Exercise description: Your job here is to restate every record exactly, pictures excluded.

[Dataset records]
=== Begin Enclosure ===

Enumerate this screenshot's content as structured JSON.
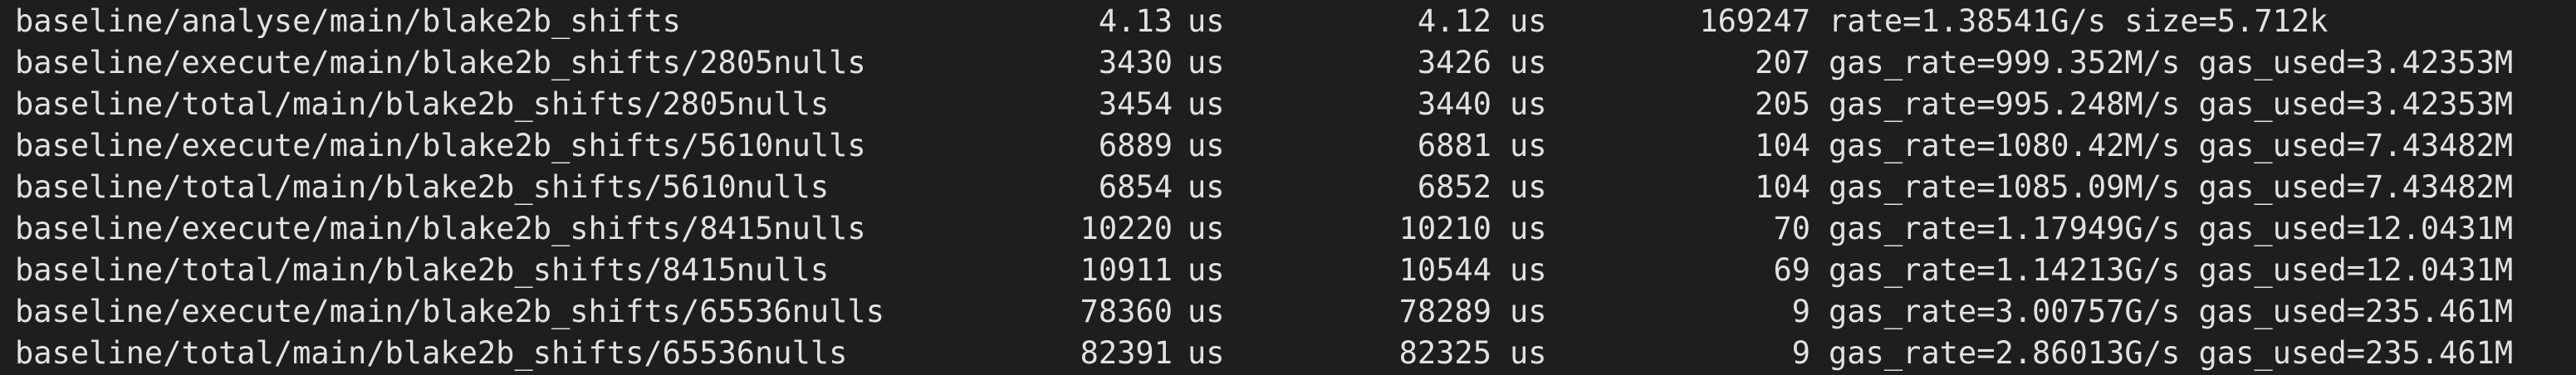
{
  "terminal": {
    "rows": [
      {
        "name": "baseline/analyse/main/blake2b_shifts",
        "time1": "4.13",
        "unit1": "us",
        "time2": "4.12",
        "unit2": "us",
        "iterations": "169247",
        "extra": "rate=1.38541G/s size=5.712k"
      },
      {
        "name": "baseline/execute/main/blake2b_shifts/2805nulls",
        "time1": "3430",
        "unit1": "us",
        "time2": "3426",
        "unit2": "us",
        "iterations": "207",
        "extra": "gas_rate=999.352M/s gas_used=3.42353M"
      },
      {
        "name": "baseline/total/main/blake2b_shifts/2805nulls",
        "time1": "3454",
        "unit1": "us",
        "time2": "3440",
        "unit2": "us",
        "iterations": "205",
        "extra": "gas_rate=995.248M/s gas_used=3.42353M"
      },
      {
        "name": "baseline/execute/main/blake2b_shifts/5610nulls",
        "time1": "6889",
        "unit1": "us",
        "time2": "6881",
        "unit2": "us",
        "iterations": "104",
        "extra": "gas_rate=1080.42M/s gas_used=7.43482M"
      },
      {
        "name": "baseline/total/main/blake2b_shifts/5610nulls",
        "time1": "6854",
        "unit1": "us",
        "time2": "6852",
        "unit2": "us",
        "iterations": "104",
        "extra": "gas_rate=1085.09M/s gas_used=7.43482M"
      },
      {
        "name": "baseline/execute/main/blake2b_shifts/8415nulls",
        "time1": "10220",
        "unit1": "us",
        "time2": "10210",
        "unit2": "us",
        "iterations": "70",
        "extra": "gas_rate=1.17949G/s gas_used=12.0431M"
      },
      {
        "name": "baseline/total/main/blake2b_shifts/8415nulls",
        "time1": "10911",
        "unit1": "us",
        "time2": "10544",
        "unit2": "us",
        "iterations": "69",
        "extra": "gas_rate=1.14213G/s gas_used=12.0431M"
      },
      {
        "name": "baseline/execute/main/blake2b_shifts/65536nulls",
        "time1": "78360",
        "unit1": "us",
        "time2": "78289",
        "unit2": "us",
        "iterations": "9",
        "extra": "gas_rate=3.00757G/s gas_used=235.461M"
      },
      {
        "name": "baseline/total/main/blake2b_shifts/65536nulls",
        "time1": "82391",
        "unit1": "us",
        "time2": "82325",
        "unit2": "us",
        "iterations": "9",
        "extra": "gas_rate=2.86013G/s gas_used=235.461M"
      }
    ]
  }
}
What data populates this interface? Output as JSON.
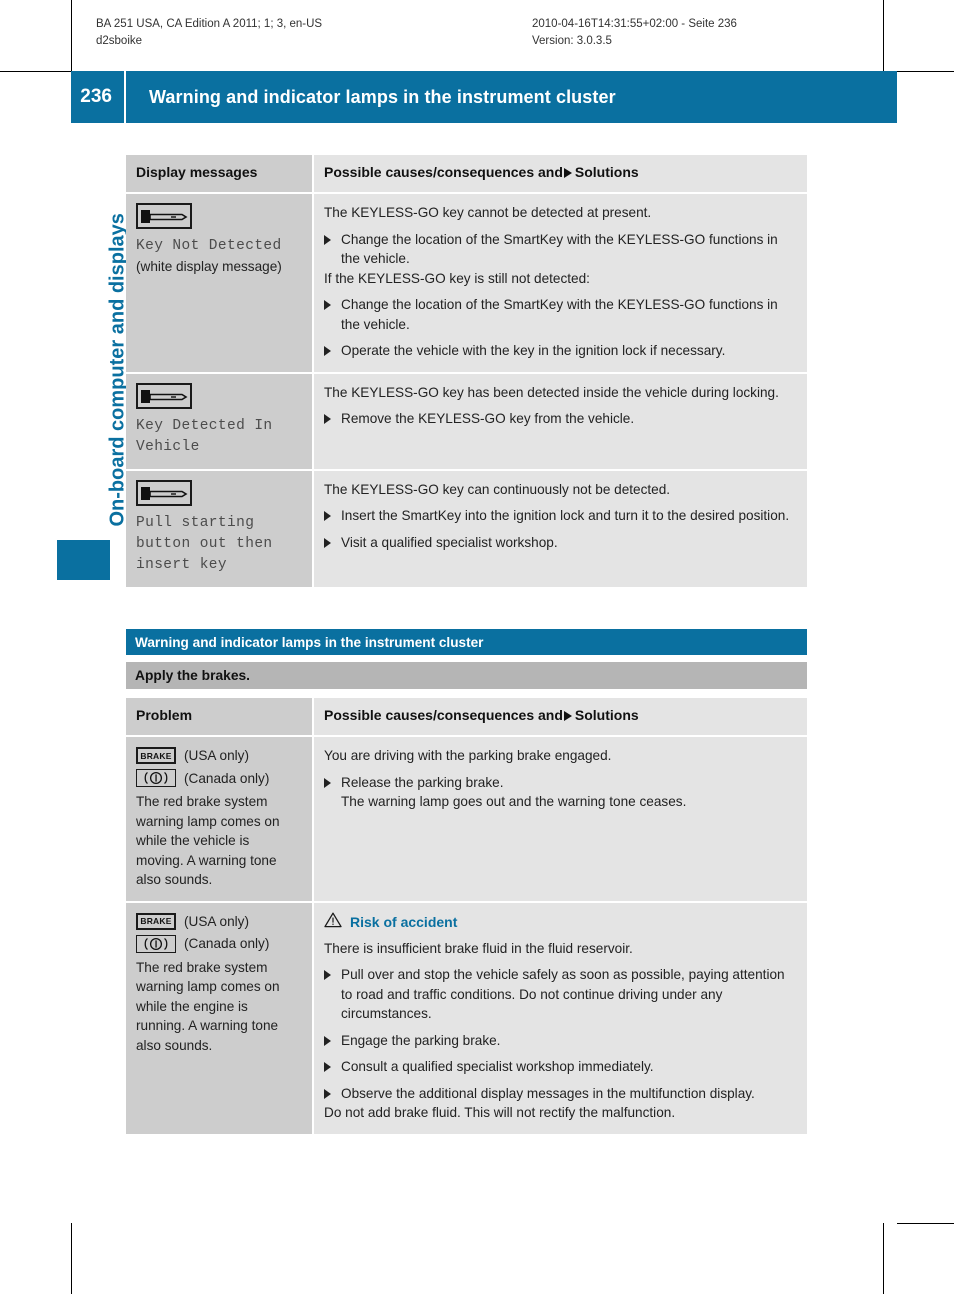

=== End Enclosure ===

Completed task:
Enumerate this screenshot's content as structured JSON.
{
  "terminal": {
    "rows": [
      {
        "name": "baseline/analyse/main/blake2b_shifts",
        "time1": "4.13",
        "unit1": "us",
        "time2": "4.12",
        "unit2": "us",
        "iterations": "169247",
        "extra": "rate=1.38541G/s size=5.712k"
      },
      {
        "name": "baseline/execute/main/blake2b_shifts/2805nulls",
        "time1": "3430",
        "unit1": "us",
        "time2": "3426",
        "unit2": "us",
        "iterations": "207",
        "extra": "gas_rate=999.352M/s gas_used=3.42353M"
      },
      {
        "name": "baseline/total/main/blake2b_shifts/2805nulls",
        "time1": "3454",
        "unit1": "us",
        "time2": "3440",
        "unit2": "us",
        "iterations": "205",
        "extra": "gas_rate=995.248M/s gas_used=3.42353M"
      },
      {
        "name": "baseline/execute/main/blake2b_shifts/5610nulls",
        "time1": "6889",
        "unit1": "us",
        "time2": "6881",
        "unit2": "us",
        "iterations": "104",
        "extra": "gas_rate=1080.42M/s gas_used=7.43482M"
      },
      {
        "name": "baseline/total/main/blake2b_shifts/5610nulls",
        "time1": "6854",
        "unit1": "us",
        "time2": "6852",
        "unit2": "us",
        "iterations": "104",
        "extra": "gas_rate=1085.09M/s gas_used=7.43482M"
      },
      {
        "name": "baseline/execute/main/blake2b_shifts/8415nulls",
        "time1": "10220",
        "unit1": "us",
        "time2": "10210",
        "unit2": "us",
        "iterations": "70",
        "extra": "gas_rate=1.17949G/s gas_used=12.0431M"
      },
      {
        "name": "baseline/total/main/blake2b_shifts/8415nulls",
        "time1": "10911",
        "unit1": "us",
        "time2": "10544",
        "unit2": "us",
        "iterations": "69",
        "extra": "gas_rate=1.14213G/s gas_used=12.0431M"
      },
      {
        "name": "baseline/execute/main/blake2b_shifts/65536nulls",
        "time1": "78360",
        "unit1": "us",
        "time2": "78289",
        "unit2": "us",
        "iterations": "9",
        "extra": "gas_rate=3.00757G/s gas_used=235.461M"
      },
      {
        "name": "baseline/total/main/blake2b_shifts/65536nulls",
        "time1": "82391",
        "unit1": "us",
        "time2": "82325",
        "unit2": "us",
        "iterations": "9",
        "extra": "gas_rate=2.86013G/s gas_used=235.461M"
      }
    ]
  }
}
What data populates this interface? Output as JSON.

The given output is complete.